One of the things I left feeling most challenged about was Tozer’s concern for the church. He argues that the church has lost its sense of who God is, “the idea of God may lie buried under the rubbish of conventional religious notions.” When I survey the spiritual landscape of American Christianity, it seems to me that we have largely described God in anthropomorphic terms, making Him like us. Church structures seem comfort prioritized, consumer driven, numbers focused, model emphasized, business minded, and money dependant. When I read Tozer, I am reminded that God is none of those things. Often it feels like we (church staff), are selling a product to the world, constantly trying to define the Christian life and God in terms that will be the most attractive to the surrounding culture while we grow further and farther from the God who started it all. Please don’t misunderstand me, I believe we should make our faith understandable to the world in relevant ways, I just think that sometimes we go too far. I think if Tozer came to a modern Evangelical American church, he would ask; Where is the reverence for God?, Why does God feel like a genie in a lamp?, Why are you so afraid of challenging people? To me, those seem like important questions we should always be wrestling with.
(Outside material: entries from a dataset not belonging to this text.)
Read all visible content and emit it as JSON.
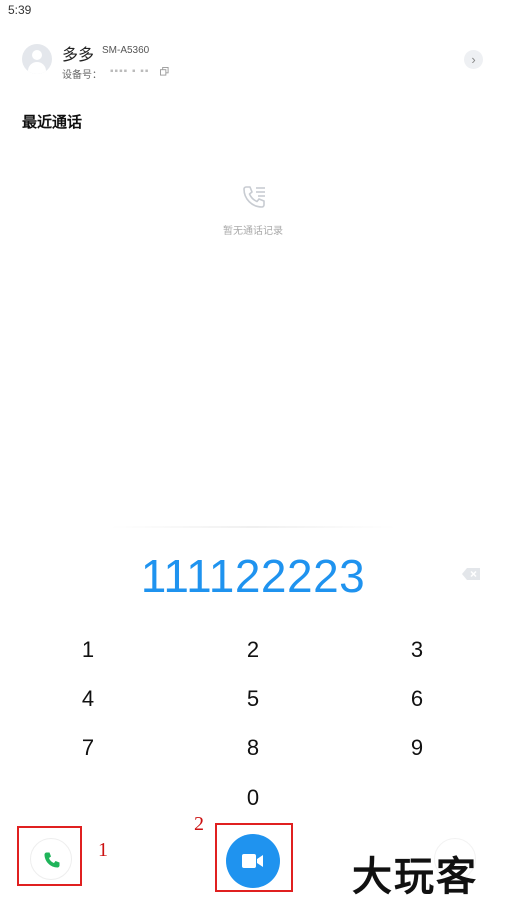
{
  "status_bar": {
    "time": "5:39"
  },
  "device": {
    "name": "多多",
    "model": "SM-A5360",
    "id_label": "设备号：",
    "id_value": "▪▪▪▪ ▪ ▪▪"
  },
  "recent_calls": {
    "title": "最近通话",
    "empty_text": "暂无通话记录"
  },
  "dialer": {
    "number": "111122223",
    "keys": [
      "1",
      "2",
      "3",
      "4",
      "5",
      "6",
      "7",
      "8",
      "9",
      "0"
    ]
  },
  "annotations": {
    "label_1": "1",
    "label_2": "2"
  },
  "watermark": {
    "text": "大玩客"
  },
  "colors": {
    "accent": "#1f93ef",
    "call_green": "#1fb45a",
    "highlight": "#e02020"
  },
  "icons": {
    "avatar": "person-icon",
    "copy": "copy-icon",
    "chevron": "chevron-right-icon",
    "empty": "phone-list-icon",
    "backspace": "backspace-icon",
    "call": "phone-icon",
    "video": "video-camera-icon"
  }
}
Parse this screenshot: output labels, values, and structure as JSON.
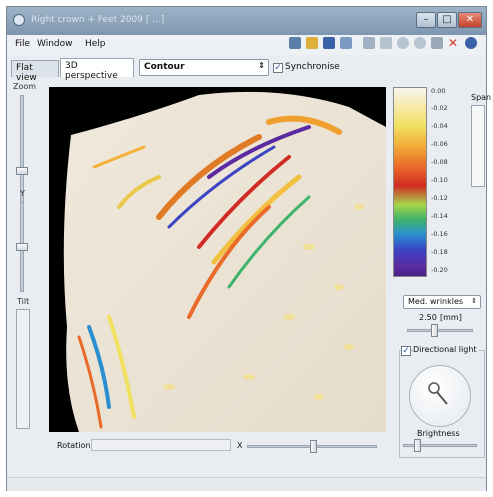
{
  "window": {
    "title": "Right crown + Feet 2009 [ ...]"
  },
  "menu": {
    "items": [
      "File",
      "Window",
      "Help"
    ]
  },
  "toolbar": {
    "icons": [
      "chart-icon",
      "open-folder-icon",
      "save-icon",
      "layers-icon",
      "anchor-icon",
      "export-icon",
      "shape-icon",
      "settings-icon",
      "pen-icon",
      "close-red-icon",
      "info-icon"
    ]
  },
  "view_tabs": [
    "Flat view",
    "3D perspective"
  ],
  "display_mode": {
    "selected": "Contour",
    "synchronise_label": "Synchronise",
    "synchronise_checked": true
  },
  "left_controls": {
    "zoom_label": "Zoom",
    "y_label": "Y",
    "tilt_label": "Tilt"
  },
  "legend": {
    "ticks": [
      "0.00",
      "-0.02",
      "-0.04",
      "-0.06",
      "-0.08",
      "-0.10",
      "-0.12",
      "-0.14",
      "-0.16",
      "-0.18",
      "-0.20"
    ],
    "span_label": "Span",
    "colors": [
      "#f8f6f2",
      "#f2e060",
      "#f2b13a",
      "#ea6a2a",
      "#d12c24",
      "#a6d44a",
      "#3fb36c",
      "#2a8fd0",
      "#3b44c4",
      "#4a1f8a"
    ]
  },
  "filter": {
    "selected": "Med. wrinkles",
    "value": "2.50",
    "unit": "[mm]"
  },
  "lighting": {
    "directional_label": "Directional light",
    "directional_checked": true,
    "brightness_label": "Brightness"
  },
  "bottom_controls": {
    "rotation_label": "Rotation",
    "x_label": "X"
  }
}
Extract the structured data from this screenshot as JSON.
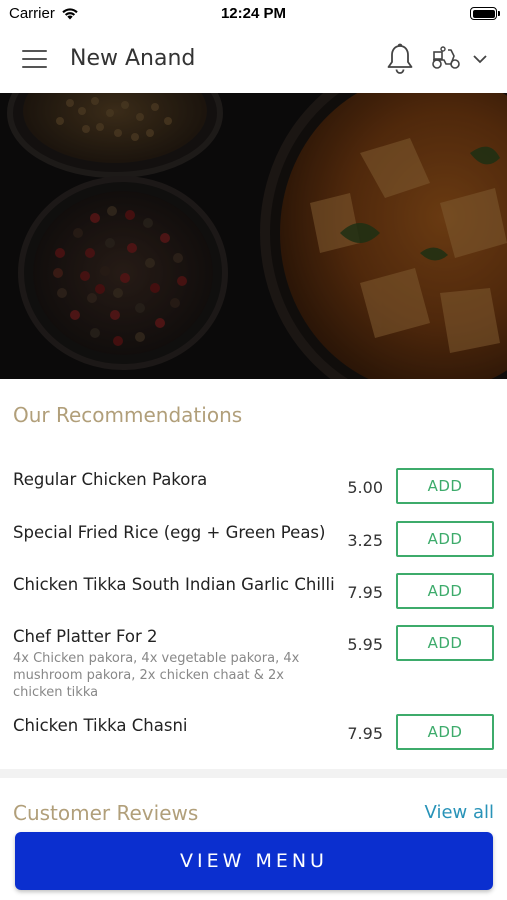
{
  "status_bar": {
    "carrier": "Carrier",
    "time": "12:24 PM"
  },
  "header": {
    "title": "New Anand",
    "icons": [
      "menu-icon",
      "bell-icon",
      "scooter-delivery-icon",
      "chevron-down-icon"
    ]
  },
  "hero": {
    "description_icon": "food-hero-image"
  },
  "recommendations": {
    "title": "Our Recommendations",
    "add_label": "ADD",
    "items": [
      {
        "name": "Regular Chicken Pakora",
        "price": "5.00",
        "description": ""
      },
      {
        "name": "Special Fried Rice (egg + Green Peas)",
        "price": "3.25",
        "description": ""
      },
      {
        "name": "Chicken Tikka South Indian Garlic Chilli",
        "price": "7.95",
        "description": ""
      },
      {
        "name": "Chef Platter For 2",
        "price": "5.95",
        "description": "4x Chicken pakora, 4x vegetable pakora, 4x mushroom pakora, 2x chicken chaat & 2x chicken tikka"
      },
      {
        "name": "Chicken Tikka Chasni",
        "price": "7.95",
        "description": ""
      }
    ]
  },
  "reviews": {
    "title": "Customer Reviews",
    "view_all": "View all"
  },
  "footer": {
    "view_menu": "VIEW MENU"
  },
  "colors": {
    "accent_gold": "#b19f7a",
    "add_green": "#3dab6b",
    "link_blue": "#2893b8",
    "primary_button": "#0b2fcf"
  }
}
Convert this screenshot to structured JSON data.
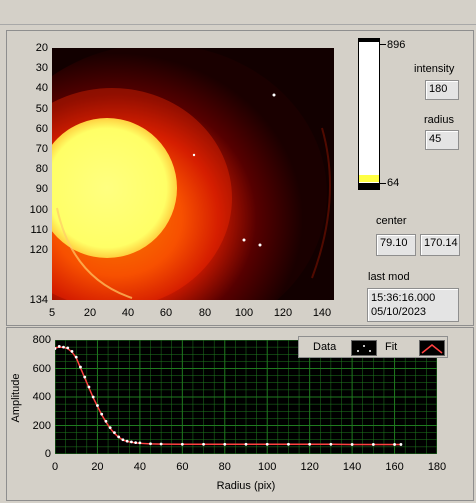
{
  "image_panel": {
    "y_ticks": [
      "20",
      "30",
      "40",
      "50",
      "60",
      "70",
      "80",
      "90",
      "100",
      "110",
      "120",
      "134"
    ],
    "x_ticks": [
      "5",
      "20",
      "40",
      "60",
      "80",
      "100",
      "120",
      "140"
    ]
  },
  "colorbar": {
    "max_label": "896",
    "min_label": "64"
  },
  "intensity": {
    "label": "intensity",
    "value": "180"
  },
  "radius": {
    "label": "radius",
    "value": "45"
  },
  "center": {
    "label": "center",
    "x": "79.10",
    "y": "170.14"
  },
  "last_mod": {
    "label": "last mod",
    "time": "15:36:16.000",
    "date": "05/10/2023"
  },
  "profile_plot": {
    "ylabel": "Amplitude",
    "xlabel": "Radius (pix)",
    "legend": {
      "data_label": "Data",
      "fit_label": "Fit"
    }
  },
  "chart_data": {
    "type": "scatter",
    "xlabel": "Radius (pix)",
    "ylabel": "Amplitude",
    "xlim": [
      0,
      180
    ],
    "ylim": [
      0,
      800
    ],
    "x_ticks": [
      0,
      20,
      40,
      60,
      80,
      100,
      120,
      140,
      160,
      180
    ],
    "y_ticks": [
      0,
      200,
      400,
      600,
      800
    ],
    "series": [
      {
        "name": "Data",
        "color": "#ffffff",
        "x": [
          0,
          2,
          4,
          6,
          8,
          10,
          12,
          14,
          16,
          18,
          20,
          22,
          24,
          26,
          28,
          30,
          32,
          34,
          36,
          38,
          40,
          45,
          50,
          60,
          70,
          80,
          90,
          100,
          110,
          120,
          130,
          140,
          150,
          160,
          163
        ],
        "y": [
          740,
          755,
          750,
          745,
          720,
          680,
          610,
          540,
          470,
          400,
          340,
          280,
          230,
          185,
          150,
          120,
          100,
          90,
          85,
          80,
          78,
          72,
          70,
          68,
          68,
          68,
          68,
          68,
          68,
          68,
          68,
          67,
          67,
          67,
          67
        ]
      },
      {
        "name": "Fit",
        "color": "#ff4040",
        "x": [
          0,
          2,
          4,
          6,
          8,
          10,
          12,
          14,
          16,
          18,
          20,
          22,
          24,
          26,
          28,
          30,
          32,
          34,
          36,
          38,
          40,
          45,
          50,
          60,
          70,
          80,
          90,
          100,
          110,
          120,
          130,
          140,
          150,
          160,
          163
        ],
        "y": [
          745,
          750,
          748,
          740,
          715,
          675,
          605,
          535,
          465,
          395,
          335,
          275,
          225,
          180,
          145,
          118,
          98,
          88,
          82,
          78,
          75,
          71,
          69,
          68,
          68,
          68,
          68,
          68,
          68,
          68,
          68,
          67,
          67,
          67,
          67
        ]
      }
    ]
  },
  "colors": {
    "panel": "#d4d0c8",
    "plot_bg": "#000000",
    "grid": "#1f7a1f",
    "fit": "#ff4040",
    "hot_core": "#ffff66"
  }
}
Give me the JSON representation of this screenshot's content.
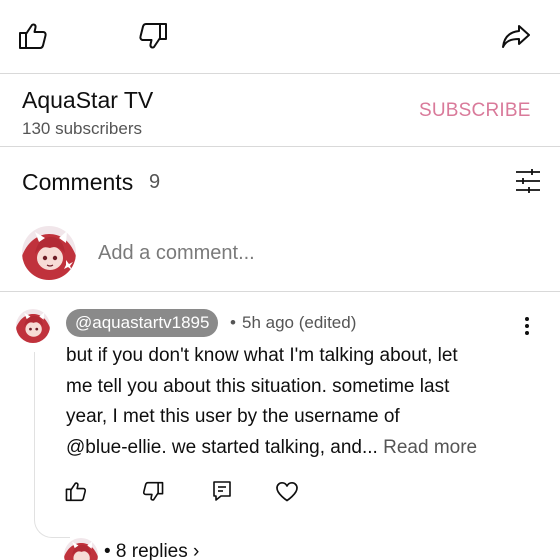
{
  "actions": {
    "like_icon": "thumbs-up-icon",
    "dislike_icon": "thumbs-down-icon",
    "share_icon": "share-icon"
  },
  "channel": {
    "name": "AquaStar TV",
    "subscribers": "130 subscribers",
    "subscribe_label": "SUBSCRIBE"
  },
  "comments": {
    "title": "Comments",
    "count": "9",
    "sort_icon": "filter-sliders-icon",
    "add_placeholder": "Add a comment..."
  },
  "comment": {
    "author": "@aquastartv1895",
    "separator": "•",
    "time": "5h ago (edited)",
    "lines": [
      "but if you don't know what I'm talking about, let",
      "me tell you about this situation. sometime last",
      "year, I met this user by the username of",
      "@blue-ellie. we started talking, and..."
    ],
    "read_more": "Read more",
    "replies": "• 8 replies ›",
    "action_icons": [
      "thumbs-up-icon",
      "thumbs-down-icon",
      "reply-icon",
      "heart-icon"
    ],
    "menu_icon": "more-vert-icon"
  },
  "colors": {
    "subscribe": "#d97a9a",
    "secondary_text": "#555555",
    "author_chip": "#8a8a8a",
    "divider": "#d9d9d9"
  }
}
One of the lasting lessons of this book will be the reminder that God is bigger than me, bigger than my family, bigger than my career, bigger than my church, bigger than my nation, and bigger than my world and universe. “But the truth is that God is not greater for our being, nor would He be less if we did not exist.” While all of those things I listed above are existent in a broken world, God reigns sovereign and perfect over all of our humble attempts at church. If CrossWinds Church died off, God would not be less. If I were to contract a serious illness and my life cut short, God would still be. If five hundred students come to STUFF, or if ten students come to STUFF, God will still know them all. This posture towards my role in ministry and my hope in God and not our accomplishments is both freeing and terrifying. Overall, I was deeply challenged and encouraged by this book. It is my hope and prayer that God will shape our church to grow in our “Knowledge of the Holy”.